The Farm Labor Tour is a travel and journalism project covering this seldom discussed and immensely critical aspect of putting food on our tables. The national local foods movement has drawn a groundswell of attention to the economic benefits and the ecological values associated with eating food that’s grown close to home. And yet, few stories closely examine the lives of the people who do the difficult field work necessary to ensure that a consistent supply of food makes it to market.

This project combines my personal and professional lives by investigating the farm worker history of my grandparents and exploring current farm labor practices and key issues. My intention is to tell the stories of farm labor in a way that’s accessible, and encourages and inspires readers to make closer connections to the people, economics, and environmental elements of a truly enduring food system.

Through face-to-face interviews, written essays and photos I will create an historical record of three migrant farm workers who lived and struggled in the 1930’s and 1940’s in California. These elder farm workers are my aunts who migrated from Tipton, Oklahoma, to the San Joaquin Valley in central California with my grandparents in 1937. To gain a comparative snapshot of current farm labor conditions I will also interview farmers, ranchers, cowboys, farm workers, farm labor activists, and others.

So, what’s the travel plan? On Labor Day, September 3, I’ll begin driving from my home in Carbondale, Illinois, to the central part of the state for an interview with a successful sustainable farmer. The next day I’ll head west for more farmer interviews beginning in Iowa and then on to stops in Wyoming, Idaho and Oregon. Around the second week of September I’ll travel south through Oregon to northern California for the first recorded family interview with one of my aunts. On to the West Coast for more gathering, including the Bay Area for a recorded interview with another of my aunts, then on to the Central Valley to interview more family members, activists and others.

The second half of my travels will begin near the U.S.-Mexico border. I’ll investigate the current farm worker landscape by visiting entry points along the border in Arizona and New Mexico and interviewing people involved with immigration issues.

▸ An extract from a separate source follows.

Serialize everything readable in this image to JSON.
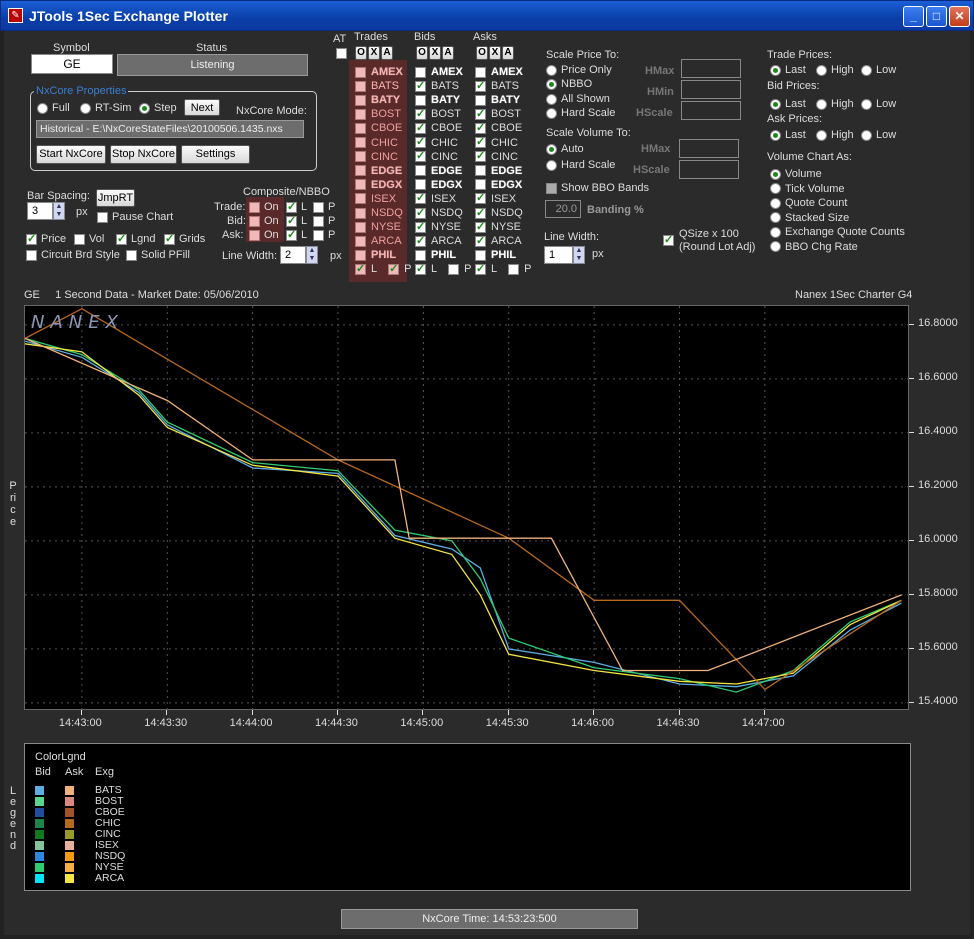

Then through to Tyler, Texas, for the final family interview with my third aunt. My travels will come full circle, literally and figuratively, with a visit to the hometown of my grandparents in Oklahoma. I’ll arrive back home in Carbondale on Monday, October 1.

What do I expect to be the outcome of these stories? First I will build a knowledge base from the research and interviews: the entire trip will be fully documented on this blog and the Farm Labor Tour page on Facebook. Photos, audio interview clips and other field recordings will be posted regularly during the month-long trip. When the travel project is finished I’ll continue posting regular articles to follow up on the project and extend the research and education. Some of my friends have independently suggested this project sounds like the beginning of a book. I’m willing to let things evolve however they may.

To minimize costs, I’ll be staying with friends and family quite a lot and car-camping in between. I’ll have my laptop, mobile phone, digital recorder, lots of maps, and plenty of driving time to muse over the day’s events.

A huge thank you to everyone for your interest in this writing project. Please contribute as you like by posting your thoughts and relevant information in the Comments section of this site. Please also pass along this site to friends and family that you believe might find the information inspiring.

Thank you,

Dayna Conner

Carbondale, Illinois

This entry was posted in Updates. Bookmark the permalink.

Leave a Reply

Fill in your details below or click an icon to log in: Logo

You are commenting using your account. Log Out /  Change )

Google photo

You are commenting using your Google account. Log Out /  Change )

Twitter picture

You are commenting using your Twitter account. Log Out /  Change )

Facebook photo

You are commenting using your Facebook account. Log Out /  Change )

Connecting to %s